AIM OF THE EXERCISE
An identical copy of all the entries is the required result.

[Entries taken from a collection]
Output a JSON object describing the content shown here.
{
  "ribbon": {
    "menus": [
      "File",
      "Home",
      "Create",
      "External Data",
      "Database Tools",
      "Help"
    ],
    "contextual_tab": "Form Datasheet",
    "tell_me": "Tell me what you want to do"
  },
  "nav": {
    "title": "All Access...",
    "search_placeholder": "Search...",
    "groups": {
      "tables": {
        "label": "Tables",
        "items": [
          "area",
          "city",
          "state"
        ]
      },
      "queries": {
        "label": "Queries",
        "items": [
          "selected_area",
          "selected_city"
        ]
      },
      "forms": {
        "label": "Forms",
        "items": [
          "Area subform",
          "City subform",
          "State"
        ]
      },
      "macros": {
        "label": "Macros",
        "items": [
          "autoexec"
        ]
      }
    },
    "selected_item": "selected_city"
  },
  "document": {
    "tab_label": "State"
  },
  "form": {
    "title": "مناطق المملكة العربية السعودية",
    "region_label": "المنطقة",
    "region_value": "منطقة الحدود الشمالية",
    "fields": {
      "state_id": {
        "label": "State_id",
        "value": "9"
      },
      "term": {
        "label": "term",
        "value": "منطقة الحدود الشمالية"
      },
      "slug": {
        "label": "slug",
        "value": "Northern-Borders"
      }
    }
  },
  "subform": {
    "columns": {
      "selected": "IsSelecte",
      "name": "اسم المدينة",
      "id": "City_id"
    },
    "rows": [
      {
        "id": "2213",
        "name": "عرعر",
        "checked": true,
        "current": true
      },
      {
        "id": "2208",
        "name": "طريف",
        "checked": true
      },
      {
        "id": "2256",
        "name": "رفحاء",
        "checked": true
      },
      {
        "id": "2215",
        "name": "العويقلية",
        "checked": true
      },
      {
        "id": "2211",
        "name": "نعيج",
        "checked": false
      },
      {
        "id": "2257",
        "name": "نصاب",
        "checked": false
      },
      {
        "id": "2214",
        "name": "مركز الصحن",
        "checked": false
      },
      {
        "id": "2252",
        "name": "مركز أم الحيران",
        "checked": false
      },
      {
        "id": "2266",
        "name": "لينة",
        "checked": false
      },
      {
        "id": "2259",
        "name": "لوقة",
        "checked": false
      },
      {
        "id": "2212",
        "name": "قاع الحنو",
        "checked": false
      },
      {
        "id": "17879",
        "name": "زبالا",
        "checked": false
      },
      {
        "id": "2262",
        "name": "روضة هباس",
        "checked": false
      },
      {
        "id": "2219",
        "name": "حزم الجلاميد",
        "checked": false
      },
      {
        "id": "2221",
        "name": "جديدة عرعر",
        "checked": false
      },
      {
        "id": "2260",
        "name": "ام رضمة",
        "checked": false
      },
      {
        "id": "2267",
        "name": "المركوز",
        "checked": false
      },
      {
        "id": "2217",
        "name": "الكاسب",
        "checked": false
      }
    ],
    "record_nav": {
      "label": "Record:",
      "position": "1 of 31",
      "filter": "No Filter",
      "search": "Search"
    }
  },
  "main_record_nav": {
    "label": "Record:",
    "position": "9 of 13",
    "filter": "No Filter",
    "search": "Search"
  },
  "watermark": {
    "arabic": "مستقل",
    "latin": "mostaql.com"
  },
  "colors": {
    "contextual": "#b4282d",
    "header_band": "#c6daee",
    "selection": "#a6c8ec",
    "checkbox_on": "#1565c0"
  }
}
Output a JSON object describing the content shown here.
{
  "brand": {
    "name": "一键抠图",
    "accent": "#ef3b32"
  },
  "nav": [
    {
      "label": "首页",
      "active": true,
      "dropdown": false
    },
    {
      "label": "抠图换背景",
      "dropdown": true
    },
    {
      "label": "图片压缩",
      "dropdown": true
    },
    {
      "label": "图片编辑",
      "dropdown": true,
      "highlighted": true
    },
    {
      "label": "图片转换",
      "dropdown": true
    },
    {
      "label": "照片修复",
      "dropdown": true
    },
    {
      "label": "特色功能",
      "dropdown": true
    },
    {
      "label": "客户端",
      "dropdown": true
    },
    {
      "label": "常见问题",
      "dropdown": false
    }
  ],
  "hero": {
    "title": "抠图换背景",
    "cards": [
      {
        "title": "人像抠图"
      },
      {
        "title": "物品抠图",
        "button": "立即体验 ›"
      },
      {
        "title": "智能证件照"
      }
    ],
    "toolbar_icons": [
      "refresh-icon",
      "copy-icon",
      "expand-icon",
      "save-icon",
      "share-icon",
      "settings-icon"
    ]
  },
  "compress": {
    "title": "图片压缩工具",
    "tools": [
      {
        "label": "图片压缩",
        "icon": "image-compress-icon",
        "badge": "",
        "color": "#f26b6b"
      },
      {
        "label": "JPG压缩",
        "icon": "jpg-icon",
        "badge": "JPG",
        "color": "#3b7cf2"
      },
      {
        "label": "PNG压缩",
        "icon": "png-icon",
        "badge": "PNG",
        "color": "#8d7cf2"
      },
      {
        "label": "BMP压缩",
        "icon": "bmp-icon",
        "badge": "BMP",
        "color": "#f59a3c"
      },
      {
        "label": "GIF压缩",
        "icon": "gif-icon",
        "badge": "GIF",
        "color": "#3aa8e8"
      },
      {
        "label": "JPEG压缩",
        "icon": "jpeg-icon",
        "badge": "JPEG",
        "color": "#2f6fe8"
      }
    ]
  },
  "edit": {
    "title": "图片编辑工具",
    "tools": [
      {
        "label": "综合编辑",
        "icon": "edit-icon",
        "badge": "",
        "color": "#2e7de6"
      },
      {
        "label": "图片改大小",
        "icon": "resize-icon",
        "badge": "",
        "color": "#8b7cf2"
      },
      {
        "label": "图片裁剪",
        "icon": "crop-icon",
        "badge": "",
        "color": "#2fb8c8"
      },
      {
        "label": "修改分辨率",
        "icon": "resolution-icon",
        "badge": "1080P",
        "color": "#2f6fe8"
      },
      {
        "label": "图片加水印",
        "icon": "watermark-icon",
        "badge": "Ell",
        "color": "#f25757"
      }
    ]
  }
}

ANSWER SECTION
Output a JSON object describing the content shown here.
{
  "ribbon": {
    "menus": [
      "File",
      "Home",
      "Create",
      "External Data",
      "Database Tools",
      "Help"
    ],
    "contextual_tab": "Form Datasheet",
    "tell_me": "Tell me what you want to do"
  },
  "nav": {
    "title": "All Access...",
    "search_placeholder": "Search...",
    "groups": {
      "tables": {
        "label": "Tables",
        "items": [
          "area",
          "city",
          "state"
        ]
      },
      "queries": {
        "label": "Queries",
        "items": [
          "selected_area",
          "selected_city"
        ]
      },
      "forms": {
        "label": "Forms",
        "items": [
          "Area subform",
          "City subform",
          "State"
        ]
      },
      "macros": {
        "label": "Macros",
        "items": [
          "autoexec"
        ]
      }
    },
    "selected_item": "selected_city"
  },
  "document": {
    "tab_label": "State"
  },
  "form": {
    "title": "مناطق المملكة العربية السعودية",
    "region_label": "المنطقة",
    "region_value": "منطقة الحدود الشمالية",
    "fields": {
      "state_id": {
        "label": "State_id",
        "value": "9"
      },
      "term": {
        "label": "term",
        "value": "منطقة الحدود الشمالية"
      },
      "slug": {
        "label": "slug",
        "value": "Northern-Borders"
      }
    }
  },
  "subform": {
    "columns": {
      "selected": "IsSelecte",
      "name": "اسم المدينة",
      "id": "City_id"
    },
    "rows": [
      {
        "id": "2213",
        "name": "عرعر",
        "checked": true,
        "current": true
      },
      {
        "id": "2208",
        "name": "طريف",
        "checked": true
      },
      {
        "id": "2256",
        "name": "رفحاء",
        "checked": true
      },
      {
        "id": "2215",
        "name": "العويقلية",
        "checked": true
      },
      {
        "id": "2211",
        "name": "نعيج",
        "checked": false
      },
      {
        "id": "2257",
        "name": "نصاب",
        "checked": false
      },
      {
        "id": "2214",
        "name": "مركز الصحن",
        "checked": false
      },
      {
        "id": "2252",
        "name": "مركز أم الحيران",
        "checked": false
      },
      {
        "id": "2266",
        "name": "لينة",
        "checked": false
      },
      {
        "id": "2259",
        "name": "لوقة",
        "checked": false
      },
      {
        "id": "2212",
        "name": "قاع الحنو",
        "checked": false
      },
      {
        "id": "17879",
        "name": "زبالا",
        "checked": false
      },
      {
        "id": "2262",
        "name": "روضة هباس",
        "checked": false
      },
      {
        "id": "2219",
        "name": "حزم الجلاميد",
        "checked": false
      },
      {
        "id": "2221",
        "name": "جديدة عرعر",
        "checked": false
      },
      {
        "id": "2260",
        "name": "ام رضمة",
        "checked": false
      },
      {
        "id": "2267",
        "name": "المركوز",
        "checked": false
      },
      {
        "id": "2217",
        "name": "الكاسب",
        "checked": false
      }
    ],
    "record_nav": {
      "label": "Record:",
      "position": "1 of 31",
      "filter": "No Filter",
      "search": "Search"
    }
  },
  "main_record_nav": {
    "label": "Record:",
    "position": "9 of 13",
    "filter": "No Filter",
    "search": "Search"
  },
  "watermark": {
    "arabic": "مستقل",
    "latin": "mostaql.com"
  },
  "colors": {
    "contextual": "#b4282d",
    "header_band": "#c6daee",
    "selection": "#a6c8ec",
    "checkbox_on": "#1565c0"
  }
}
Output a JSON object describing the content shown here.
{
  "brand": {
    "name": "一键抠图",
    "accent": "#ef3b32"
  },
  "nav": [
    {
      "label": "首页",
      "active": true,
      "dropdown": false
    },
    {
      "label": "抠图换背景",
      "dropdown": true
    },
    {
      "label": "图片压缩",
      "dropdown": true
    },
    {
      "label": "图片编辑",
      "dropdown": true,
      "highlighted": true
    },
    {
      "label": "图片转换",
      "dropdown": true
    },
    {
      "label": "照片修复",
      "dropdown": true
    },
    {
      "label": "特色功能",
      "dropdown": true
    },
    {
      "label": "客户端",
      "dropdown": true
    },
    {
      "label": "常见问题",
      "dropdown": false
    }
  ],
  "hero": {
    "title": "抠图换背景",
    "cards": [
      {
        "title": "人像抠图"
      },
      {
        "title": "物品抠图",
        "button": "立即体验 ›"
      },
      {
        "title": "智能证件照"
      }
    ],
    "toolbar_icons": [
      "refresh-icon",
      "copy-icon",
      "expand-icon",
      "save-icon",
      "share-icon",
      "settings-icon"
    ]
  },
  "compress": {
    "title": "图片压缩工具",
    "tools": [
      {
        "label": "图片压缩",
        "icon": "image-compress-icon",
        "badge": "",
        "color": "#f26b6b"
      },
      {
        "label": "JPG压缩",
        "icon": "jpg-icon",
        "badge": "JPG",
        "color": "#3b7cf2"
      },
      {
        "label": "PNG压缩",
        "icon": "png-icon",
        "badge": "PNG",
        "color": "#8d7cf2"
      },
      {
        "label": "BMP压缩",
        "icon": "bmp-icon",
        "badge": "BMP",
        "color": "#f59a3c"
      },
      {
        "label": "GIF压缩",
        "icon": "gif-icon",
        "badge": "GIF",
        "color": "#3aa8e8"
      },
      {
        "label": "JPEG压缩",
        "icon": "jpeg-icon",
        "badge": "JPEG",
        "color": "#2f6fe8"
      }
    ]
  },
  "edit": {
    "title": "图片编辑工具",
    "tools": [
      {
        "label": "综合编辑",
        "icon": "edit-icon",
        "badge": "",
        "color": "#2e7de6"
      },
      {
        "label": "图片改大小",
        "icon": "resize-icon",
        "badge": "",
        "color": "#8b7cf2"
      },
      {
        "label": "图片裁剪",
        "icon": "crop-icon",
        "badge": "",
        "color": "#2fb8c8"
      },
      {
        "label": "修改分辨率",
        "icon": "resolution-icon",
        "badge": "1080P",
        "color": "#2f6fe8"
      },
      {
        "label": "图片加水印",
        "icon": "watermark-icon",
        "badge": "Ell",
        "color": "#f25757"
      }
    ]
  }
}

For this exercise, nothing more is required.